- [Data to process]

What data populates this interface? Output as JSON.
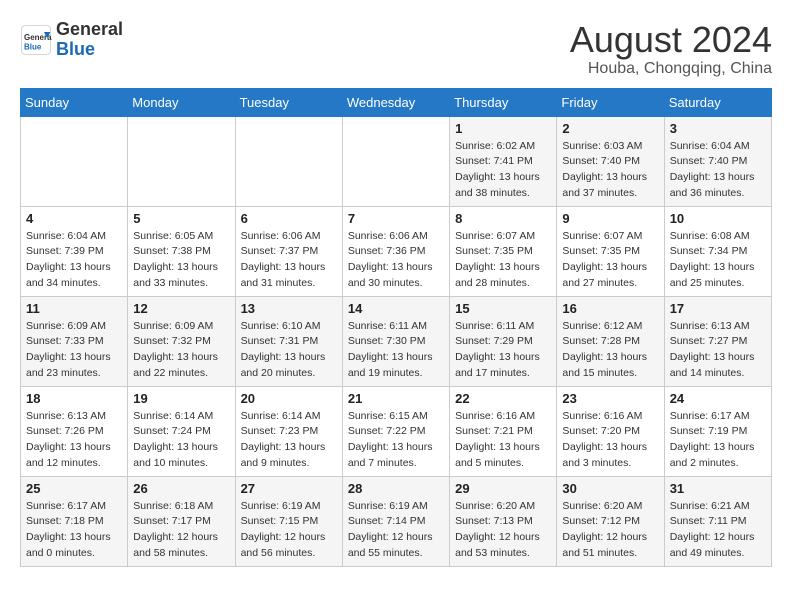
{
  "header": {
    "logo_line1": "General",
    "logo_line2": "Blue",
    "month_year": "August 2024",
    "location": "Houba, Chongqing, China"
  },
  "weekdays": [
    "Sunday",
    "Monday",
    "Tuesday",
    "Wednesday",
    "Thursday",
    "Friday",
    "Saturday"
  ],
  "weeks": [
    [
      {
        "day": "",
        "info": ""
      },
      {
        "day": "",
        "info": ""
      },
      {
        "day": "",
        "info": ""
      },
      {
        "day": "",
        "info": ""
      },
      {
        "day": "1",
        "info": "Sunrise: 6:02 AM\nSunset: 7:41 PM\nDaylight: 13 hours\nand 38 minutes."
      },
      {
        "day": "2",
        "info": "Sunrise: 6:03 AM\nSunset: 7:40 PM\nDaylight: 13 hours\nand 37 minutes."
      },
      {
        "day": "3",
        "info": "Sunrise: 6:04 AM\nSunset: 7:40 PM\nDaylight: 13 hours\nand 36 minutes."
      }
    ],
    [
      {
        "day": "4",
        "info": "Sunrise: 6:04 AM\nSunset: 7:39 PM\nDaylight: 13 hours\nand 34 minutes."
      },
      {
        "day": "5",
        "info": "Sunrise: 6:05 AM\nSunset: 7:38 PM\nDaylight: 13 hours\nand 33 minutes."
      },
      {
        "day": "6",
        "info": "Sunrise: 6:06 AM\nSunset: 7:37 PM\nDaylight: 13 hours\nand 31 minutes."
      },
      {
        "day": "7",
        "info": "Sunrise: 6:06 AM\nSunset: 7:36 PM\nDaylight: 13 hours\nand 30 minutes."
      },
      {
        "day": "8",
        "info": "Sunrise: 6:07 AM\nSunset: 7:35 PM\nDaylight: 13 hours\nand 28 minutes."
      },
      {
        "day": "9",
        "info": "Sunrise: 6:07 AM\nSunset: 7:35 PM\nDaylight: 13 hours\nand 27 minutes."
      },
      {
        "day": "10",
        "info": "Sunrise: 6:08 AM\nSunset: 7:34 PM\nDaylight: 13 hours\nand 25 minutes."
      }
    ],
    [
      {
        "day": "11",
        "info": "Sunrise: 6:09 AM\nSunset: 7:33 PM\nDaylight: 13 hours\nand 23 minutes."
      },
      {
        "day": "12",
        "info": "Sunrise: 6:09 AM\nSunset: 7:32 PM\nDaylight: 13 hours\nand 22 minutes."
      },
      {
        "day": "13",
        "info": "Sunrise: 6:10 AM\nSunset: 7:31 PM\nDaylight: 13 hours\nand 20 minutes."
      },
      {
        "day": "14",
        "info": "Sunrise: 6:11 AM\nSunset: 7:30 PM\nDaylight: 13 hours\nand 19 minutes."
      },
      {
        "day": "15",
        "info": "Sunrise: 6:11 AM\nSunset: 7:29 PM\nDaylight: 13 hours\nand 17 minutes."
      },
      {
        "day": "16",
        "info": "Sunrise: 6:12 AM\nSunset: 7:28 PM\nDaylight: 13 hours\nand 15 minutes."
      },
      {
        "day": "17",
        "info": "Sunrise: 6:13 AM\nSunset: 7:27 PM\nDaylight: 13 hours\nand 14 minutes."
      }
    ],
    [
      {
        "day": "18",
        "info": "Sunrise: 6:13 AM\nSunset: 7:26 PM\nDaylight: 13 hours\nand 12 minutes."
      },
      {
        "day": "19",
        "info": "Sunrise: 6:14 AM\nSunset: 7:24 PM\nDaylight: 13 hours\nand 10 minutes."
      },
      {
        "day": "20",
        "info": "Sunrise: 6:14 AM\nSunset: 7:23 PM\nDaylight: 13 hours\nand 9 minutes."
      },
      {
        "day": "21",
        "info": "Sunrise: 6:15 AM\nSunset: 7:22 PM\nDaylight: 13 hours\nand 7 minutes."
      },
      {
        "day": "22",
        "info": "Sunrise: 6:16 AM\nSunset: 7:21 PM\nDaylight: 13 hours\nand 5 minutes."
      },
      {
        "day": "23",
        "info": "Sunrise: 6:16 AM\nSunset: 7:20 PM\nDaylight: 13 hours\nand 3 minutes."
      },
      {
        "day": "24",
        "info": "Sunrise: 6:17 AM\nSunset: 7:19 PM\nDaylight: 13 hours\nand 2 minutes."
      }
    ],
    [
      {
        "day": "25",
        "info": "Sunrise: 6:17 AM\nSunset: 7:18 PM\nDaylight: 13 hours\nand 0 minutes."
      },
      {
        "day": "26",
        "info": "Sunrise: 6:18 AM\nSunset: 7:17 PM\nDaylight: 12 hours\nand 58 minutes."
      },
      {
        "day": "27",
        "info": "Sunrise: 6:19 AM\nSunset: 7:15 PM\nDaylight: 12 hours\nand 56 minutes."
      },
      {
        "day": "28",
        "info": "Sunrise: 6:19 AM\nSunset: 7:14 PM\nDaylight: 12 hours\nand 55 minutes."
      },
      {
        "day": "29",
        "info": "Sunrise: 6:20 AM\nSunset: 7:13 PM\nDaylight: 12 hours\nand 53 minutes."
      },
      {
        "day": "30",
        "info": "Sunrise: 6:20 AM\nSunset: 7:12 PM\nDaylight: 12 hours\nand 51 minutes."
      },
      {
        "day": "31",
        "info": "Sunrise: 6:21 AM\nSunset: 7:11 PM\nDaylight: 12 hours\nand 49 minutes."
      }
    ]
  ]
}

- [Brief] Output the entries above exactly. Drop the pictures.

- [Answer for the task]
What data populates this interface? Output as JSON.
{
  "header": {
    "logo_line1": "General",
    "logo_line2": "Blue",
    "month_year": "August 2024",
    "location": "Houba, Chongqing, China"
  },
  "weekdays": [
    "Sunday",
    "Monday",
    "Tuesday",
    "Wednesday",
    "Thursday",
    "Friday",
    "Saturday"
  ],
  "weeks": [
    [
      {
        "day": "",
        "info": ""
      },
      {
        "day": "",
        "info": ""
      },
      {
        "day": "",
        "info": ""
      },
      {
        "day": "",
        "info": ""
      },
      {
        "day": "1",
        "info": "Sunrise: 6:02 AM\nSunset: 7:41 PM\nDaylight: 13 hours\nand 38 minutes."
      },
      {
        "day": "2",
        "info": "Sunrise: 6:03 AM\nSunset: 7:40 PM\nDaylight: 13 hours\nand 37 minutes."
      },
      {
        "day": "3",
        "info": "Sunrise: 6:04 AM\nSunset: 7:40 PM\nDaylight: 13 hours\nand 36 minutes."
      }
    ],
    [
      {
        "day": "4",
        "info": "Sunrise: 6:04 AM\nSunset: 7:39 PM\nDaylight: 13 hours\nand 34 minutes."
      },
      {
        "day": "5",
        "info": "Sunrise: 6:05 AM\nSunset: 7:38 PM\nDaylight: 13 hours\nand 33 minutes."
      },
      {
        "day": "6",
        "info": "Sunrise: 6:06 AM\nSunset: 7:37 PM\nDaylight: 13 hours\nand 31 minutes."
      },
      {
        "day": "7",
        "info": "Sunrise: 6:06 AM\nSunset: 7:36 PM\nDaylight: 13 hours\nand 30 minutes."
      },
      {
        "day": "8",
        "info": "Sunrise: 6:07 AM\nSunset: 7:35 PM\nDaylight: 13 hours\nand 28 minutes."
      },
      {
        "day": "9",
        "info": "Sunrise: 6:07 AM\nSunset: 7:35 PM\nDaylight: 13 hours\nand 27 minutes."
      },
      {
        "day": "10",
        "info": "Sunrise: 6:08 AM\nSunset: 7:34 PM\nDaylight: 13 hours\nand 25 minutes."
      }
    ],
    [
      {
        "day": "11",
        "info": "Sunrise: 6:09 AM\nSunset: 7:33 PM\nDaylight: 13 hours\nand 23 minutes."
      },
      {
        "day": "12",
        "info": "Sunrise: 6:09 AM\nSunset: 7:32 PM\nDaylight: 13 hours\nand 22 minutes."
      },
      {
        "day": "13",
        "info": "Sunrise: 6:10 AM\nSunset: 7:31 PM\nDaylight: 13 hours\nand 20 minutes."
      },
      {
        "day": "14",
        "info": "Sunrise: 6:11 AM\nSunset: 7:30 PM\nDaylight: 13 hours\nand 19 minutes."
      },
      {
        "day": "15",
        "info": "Sunrise: 6:11 AM\nSunset: 7:29 PM\nDaylight: 13 hours\nand 17 minutes."
      },
      {
        "day": "16",
        "info": "Sunrise: 6:12 AM\nSunset: 7:28 PM\nDaylight: 13 hours\nand 15 minutes."
      },
      {
        "day": "17",
        "info": "Sunrise: 6:13 AM\nSunset: 7:27 PM\nDaylight: 13 hours\nand 14 minutes."
      }
    ],
    [
      {
        "day": "18",
        "info": "Sunrise: 6:13 AM\nSunset: 7:26 PM\nDaylight: 13 hours\nand 12 minutes."
      },
      {
        "day": "19",
        "info": "Sunrise: 6:14 AM\nSunset: 7:24 PM\nDaylight: 13 hours\nand 10 minutes."
      },
      {
        "day": "20",
        "info": "Sunrise: 6:14 AM\nSunset: 7:23 PM\nDaylight: 13 hours\nand 9 minutes."
      },
      {
        "day": "21",
        "info": "Sunrise: 6:15 AM\nSunset: 7:22 PM\nDaylight: 13 hours\nand 7 minutes."
      },
      {
        "day": "22",
        "info": "Sunrise: 6:16 AM\nSunset: 7:21 PM\nDaylight: 13 hours\nand 5 minutes."
      },
      {
        "day": "23",
        "info": "Sunrise: 6:16 AM\nSunset: 7:20 PM\nDaylight: 13 hours\nand 3 minutes."
      },
      {
        "day": "24",
        "info": "Sunrise: 6:17 AM\nSunset: 7:19 PM\nDaylight: 13 hours\nand 2 minutes."
      }
    ],
    [
      {
        "day": "25",
        "info": "Sunrise: 6:17 AM\nSunset: 7:18 PM\nDaylight: 13 hours\nand 0 minutes."
      },
      {
        "day": "26",
        "info": "Sunrise: 6:18 AM\nSunset: 7:17 PM\nDaylight: 12 hours\nand 58 minutes."
      },
      {
        "day": "27",
        "info": "Sunrise: 6:19 AM\nSunset: 7:15 PM\nDaylight: 12 hours\nand 56 minutes."
      },
      {
        "day": "28",
        "info": "Sunrise: 6:19 AM\nSunset: 7:14 PM\nDaylight: 12 hours\nand 55 minutes."
      },
      {
        "day": "29",
        "info": "Sunrise: 6:20 AM\nSunset: 7:13 PM\nDaylight: 12 hours\nand 53 minutes."
      },
      {
        "day": "30",
        "info": "Sunrise: 6:20 AM\nSunset: 7:12 PM\nDaylight: 12 hours\nand 51 minutes."
      },
      {
        "day": "31",
        "info": "Sunrise: 6:21 AM\nSunset: 7:11 PM\nDaylight: 12 hours\nand 49 minutes."
      }
    ]
  ]
}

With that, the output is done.